With the elections nearing and televised debates viewed by tens of millions of viewers around the world, much of the information communicated by the candidates is non-verbal. I have studied body language and neuro-linguistic programming (NLP) for more than 20 years. Body language refers to our expressions, actions and behaviors as they relate to language and communications, whereas NLP is the model of creating a relationship between patterned behavior (action) and thoughts and experiences. As a reputation management specialist, I am focused on the importance of body language in managing perception for individuals at all levels of their career — from graduating students to executives to presidential candidates!
High profile executives and politicians are typically highly-trained to conceal certain feelings and bring others forward. They are keenly aware that they are judged not only by what they say but also how they say it. Here are some body language observations from the recent debates:
Both presidential candidates appear sensitive to and intentional about their use of eye contact. In the first presidential debate in Denver, President Obama was chastised for his lack of empathy and attention because he neglected to look his opponent squarely in the eye. Eye contact is an intimate gesture that signifies respect to one’s opponent.

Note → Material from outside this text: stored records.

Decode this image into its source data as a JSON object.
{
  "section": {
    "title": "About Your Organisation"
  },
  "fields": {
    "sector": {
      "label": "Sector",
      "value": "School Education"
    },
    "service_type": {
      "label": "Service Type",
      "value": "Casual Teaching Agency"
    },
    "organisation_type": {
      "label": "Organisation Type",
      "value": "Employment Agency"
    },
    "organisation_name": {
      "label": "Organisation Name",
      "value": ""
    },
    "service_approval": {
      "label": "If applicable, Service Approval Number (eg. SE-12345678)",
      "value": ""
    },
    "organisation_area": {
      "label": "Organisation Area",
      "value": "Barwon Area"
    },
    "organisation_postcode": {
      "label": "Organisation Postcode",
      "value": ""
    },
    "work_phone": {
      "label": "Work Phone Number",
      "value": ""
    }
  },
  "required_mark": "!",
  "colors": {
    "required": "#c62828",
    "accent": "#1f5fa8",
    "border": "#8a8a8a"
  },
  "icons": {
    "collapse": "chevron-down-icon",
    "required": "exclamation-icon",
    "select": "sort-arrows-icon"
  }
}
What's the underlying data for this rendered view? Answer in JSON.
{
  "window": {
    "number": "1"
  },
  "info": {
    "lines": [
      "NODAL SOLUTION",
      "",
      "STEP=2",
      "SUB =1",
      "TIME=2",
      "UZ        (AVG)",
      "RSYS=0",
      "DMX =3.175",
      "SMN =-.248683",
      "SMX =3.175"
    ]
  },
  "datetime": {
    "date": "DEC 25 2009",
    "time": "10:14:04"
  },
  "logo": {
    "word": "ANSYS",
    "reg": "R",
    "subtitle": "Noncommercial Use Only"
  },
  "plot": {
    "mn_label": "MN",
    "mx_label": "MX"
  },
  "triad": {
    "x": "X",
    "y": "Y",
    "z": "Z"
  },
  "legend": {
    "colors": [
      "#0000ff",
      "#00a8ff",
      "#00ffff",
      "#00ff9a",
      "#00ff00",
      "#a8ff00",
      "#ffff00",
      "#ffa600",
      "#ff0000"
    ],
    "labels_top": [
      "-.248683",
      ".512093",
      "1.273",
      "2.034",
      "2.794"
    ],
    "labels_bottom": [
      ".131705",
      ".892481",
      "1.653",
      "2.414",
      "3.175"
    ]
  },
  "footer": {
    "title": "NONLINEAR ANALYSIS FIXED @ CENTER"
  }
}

President Obama scored negative points for his apparent disregard and apathy for the forum and the discussion.
- ASK YOURSELF: What is my eye contact (or lack thereof) telling others about me? Could I be sending the message that I am not interested or don’t really care about them or what they are telling me? How is that perception consistent with how I want to be known?
Similarly, Governor Romney’s raising of his eyebrows and the pitch of his voice when flustered or excited can tell viewers that he is less than confident in his message. Often, candidates are trained to keep their eyebrows steady and end their sentences in a confirming, authoritative down-tone, so as not to appear to be unsure or asking a question.
- ASK YOURSELF: What are my facial expressions when someone is expressing a passionate point or is angry? Am I sending the message that I am unsure, concerned or insecure?
In the vice presidential debate, it was Vice President Joe Biden’s smirking and “inappropriate” laughing which cast a negative perception among many viewers. His behavior was perceived as mocking his opponent and disrespectful, earning him disfavor with some. Likewise, his opponent, Congressman Ryan, displayed deference in trying to manage his debate partner, causing some viewers to feel he was struggling to keep composure instead of argue an important point.
- ASK YOURSELF: Am I sending mixed messages? When I am supposed to be engaged and attentive? Am I sending the message that I’m defensive? Could my behavior send the perception that I am not confident and disrespectful? Is this how I want to be seen?
In the second presidential debate, we saw candidates sit, stand, approach each other and raise their voices in apparent frustration and anger. All the while, they recited facts and figures, stories and examples to illustrate their key points. Viewers across social media noted the body language more than the message, making it a challenge for political advisors across the board.
- ASK YOURSELF: Am I sitting while others are standing? Could this set the tone that I am taking a subservient role to them? What about the reverse — am I often standing when others are seated? This could send a message of intimidation and threat.
How am I sitting in my chair? Is my body turned away from my audience? I should strive to turn to face the person I am speaking to — with my head and my body — to show that I am engaged and respectful.
Are there body language cues that confuse you? Post them here and I’ll answer them.
Kelly de la Torre says
That is useful information especially helpful considering standing vs. sitting. What about in the situations where there are more people like where you have someone playing good cop and the other bad cop? Or a situation where you have one aggressive and the other one or more persons either neutral or acting disengaged or apathetic. What is the best way to handle that with your body language? Thanks!
Lida Citroen says
Thanks for the comment, Kelly. Groups offer a different dynamic for body language rules. Often, we see easy fixes: for instance, keeping a respectable space between you and the other person, not turning your back on those in the group and managing your posturing so as not to appear aggressive or overly self-focused. Body language tends to reveal what we’re truly feeling inside, so group dynamics require more transparency (as there are more eyeballs on you!) Remember — you can only control your own body language, but you can watch and learn from the body language of others in the group!